═════ Excerpted data ═════

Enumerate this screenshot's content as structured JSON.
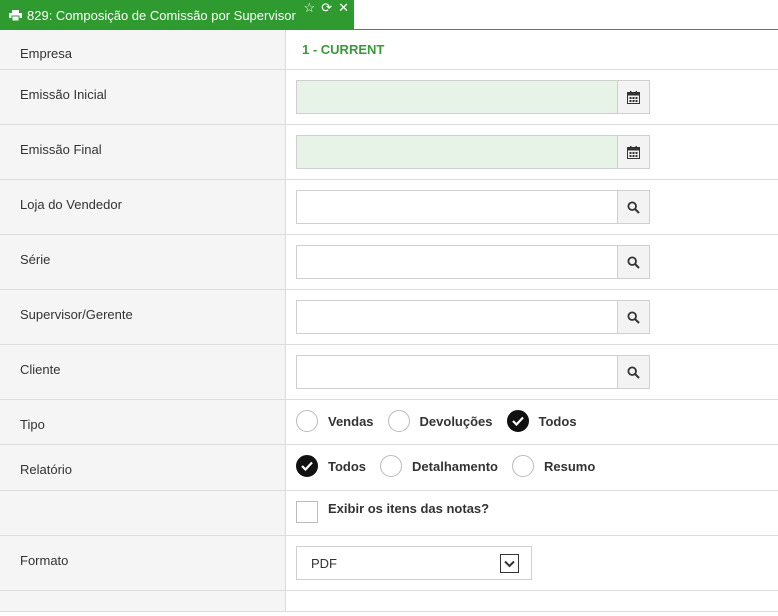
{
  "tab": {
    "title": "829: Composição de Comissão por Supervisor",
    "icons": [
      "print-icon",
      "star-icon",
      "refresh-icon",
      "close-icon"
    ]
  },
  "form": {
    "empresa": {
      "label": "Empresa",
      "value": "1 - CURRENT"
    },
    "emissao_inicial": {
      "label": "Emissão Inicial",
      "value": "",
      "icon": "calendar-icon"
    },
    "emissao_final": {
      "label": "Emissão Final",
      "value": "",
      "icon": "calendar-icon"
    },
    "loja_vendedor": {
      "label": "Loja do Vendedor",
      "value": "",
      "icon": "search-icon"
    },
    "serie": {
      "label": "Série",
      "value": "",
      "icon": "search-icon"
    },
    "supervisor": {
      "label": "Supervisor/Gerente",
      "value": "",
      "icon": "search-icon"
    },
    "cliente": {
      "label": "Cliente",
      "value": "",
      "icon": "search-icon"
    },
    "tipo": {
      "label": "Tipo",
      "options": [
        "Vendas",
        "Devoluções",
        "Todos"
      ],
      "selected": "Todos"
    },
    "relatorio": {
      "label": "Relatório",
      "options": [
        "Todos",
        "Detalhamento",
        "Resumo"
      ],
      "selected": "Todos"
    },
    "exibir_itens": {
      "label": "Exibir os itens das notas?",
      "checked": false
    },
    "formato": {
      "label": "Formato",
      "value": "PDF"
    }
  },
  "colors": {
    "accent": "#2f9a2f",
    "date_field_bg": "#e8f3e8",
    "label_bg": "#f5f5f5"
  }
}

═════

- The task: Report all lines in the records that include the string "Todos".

- Exercise answer:
        "Todos"
      "selected": "Todos"
        "Todos",
      "selected": "Todos"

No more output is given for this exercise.